Use of Mifepristone/prostaglandin may cause any of the following: haemorrhage requiring blood transfusion, severe pain requiring strong pain killers, incomplete abortion, rupture of the uterus, vaginal bleeding, abdominal cramping, nausea, vomiting, diarrhoea, headache, muscle weakness, dizziness, flushing, chills, backache, difficulty in breathing, chest pain, palpitations, rise in temperature and fall in blood pressure. The number and diverse nature of the side effects of Mifepristone/prostaglandin point to the fact that these are powerful chemicals.
Because of the way that Mifepristone is administered, the woman is involved in the whole process, she takes the tablets herself and is fully aware of the effects that the drugs are having on her body as they happen. It is possible for the embryo or foetus to come away while she is at home, possibly alone.
Quotes and statements
"As Abortifacient procedures go RU486 is not at all easy to use. In fact it is more complex to use than the technique of vacuum extraction...a woman who wants to end her pregnancy has to "live" with her abortion for at least a week using this technique. It's an appalling psychological ordeal". (Edouard Sakiz, Chairman Roussel-Uclaf August 1990)
At a news conference on 17 May 2002, Dr Richard Hausknecht, medical director of Danco, the company which manufactures RU486 for the American market, admitted, "it [RU486] is not safer than a surgical abortion".

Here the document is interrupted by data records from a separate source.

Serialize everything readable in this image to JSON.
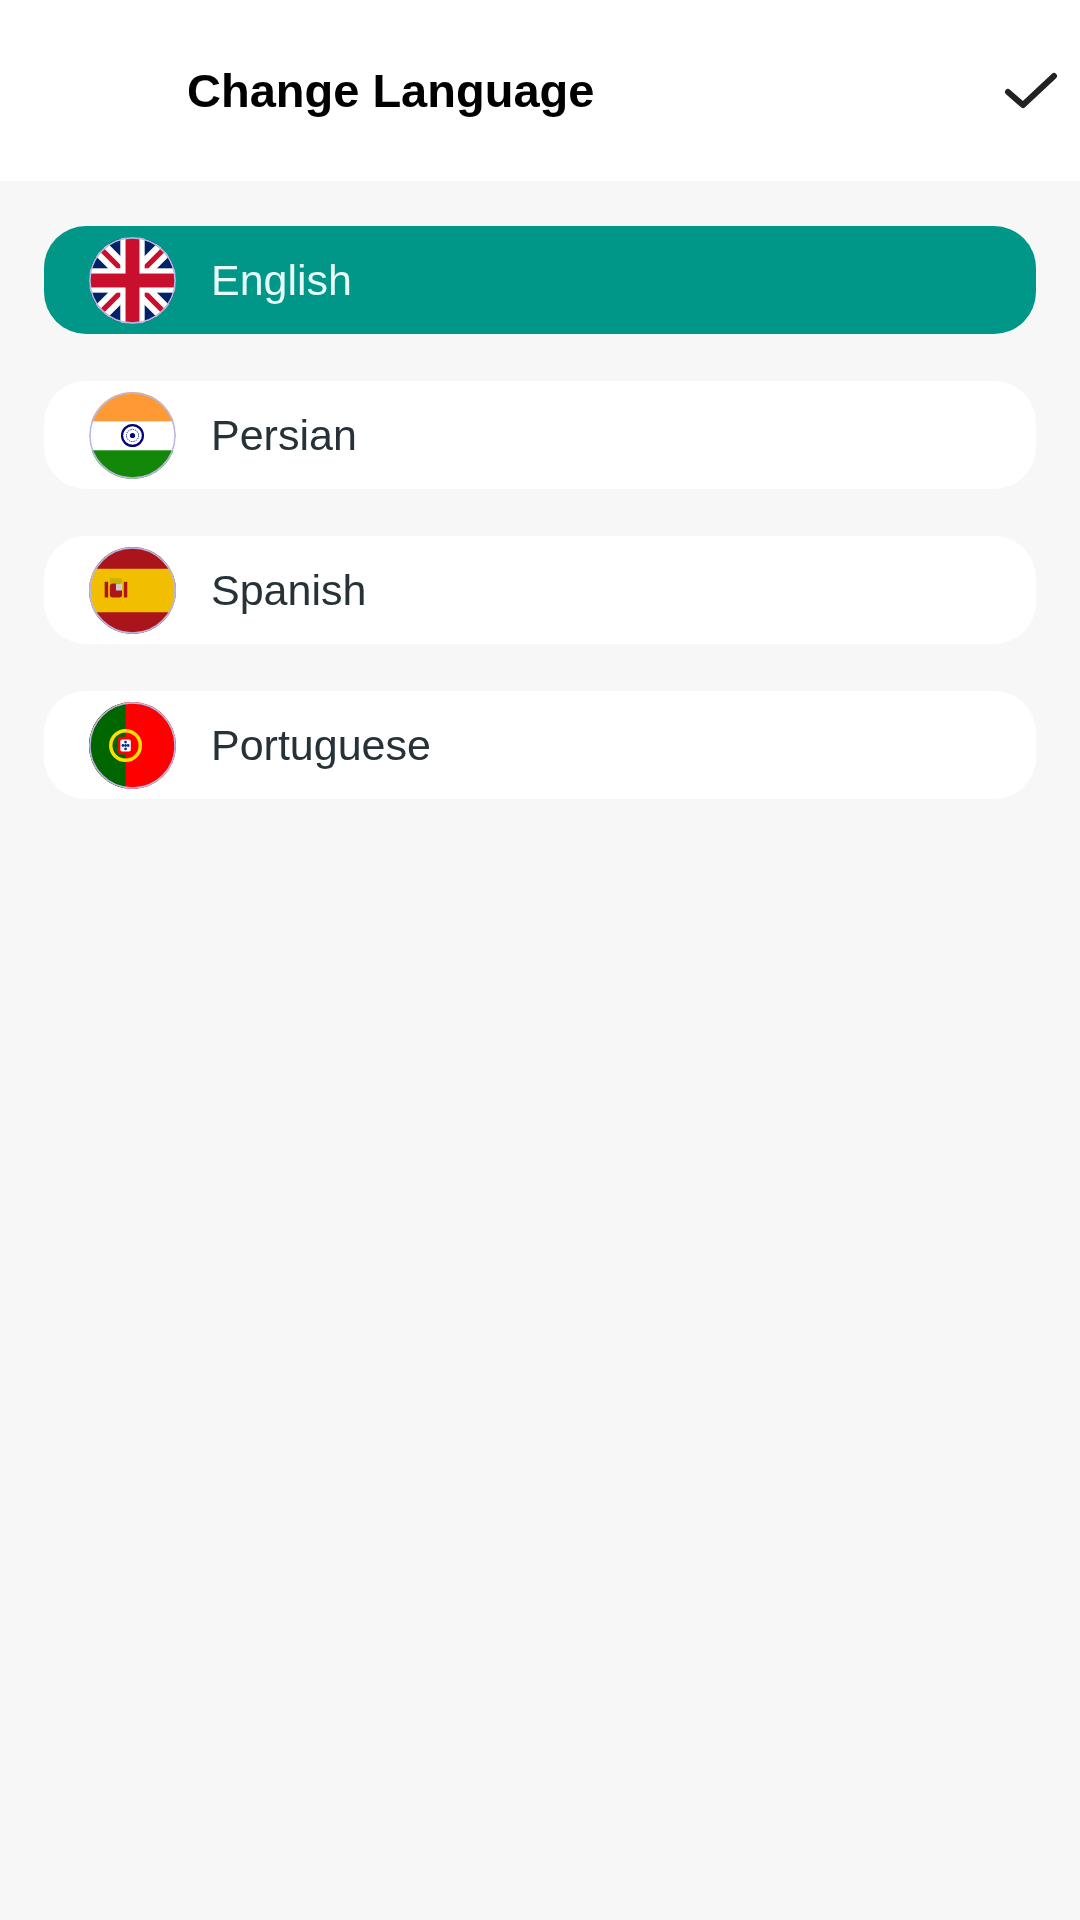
{
  "header": {
    "title": "Change Language"
  },
  "languages": [
    {
      "name": "English",
      "kind": "uk",
      "selected": true
    },
    {
      "name": "Persian",
      "kind": "india",
      "selected": false
    },
    {
      "name": "Spanish",
      "kind": "spain",
      "selected": false
    },
    {
      "name": "Portuguese",
      "kind": "portugal",
      "selected": false
    }
  ]
}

"There is much about RU486/PG that is fraught with risk and problems. As we have queried, what is the meaning of 'private' and 'de-medicalised' abortion that requires three or four doctor's visits to a specialised centre, includes the taking of two or perhaps five hazardous drug combinations, is accompanied by vaginal ultrasound, and too often has complications ranging from moderate bleeding to severe pain, and for some women blood transfusions? If this is a private and de-medicalised abortion experience, then the word 'private' has lost its definitional moorings." (RU486 Misconceptions Myths and Morals: Janice J Raymond, Renata Klein, Lynette J. Dumble. Pub. Institute on women and Technology 1991)
For more quotes and references about Mifepristone/RU486, please download the pdf on Mifepristone here.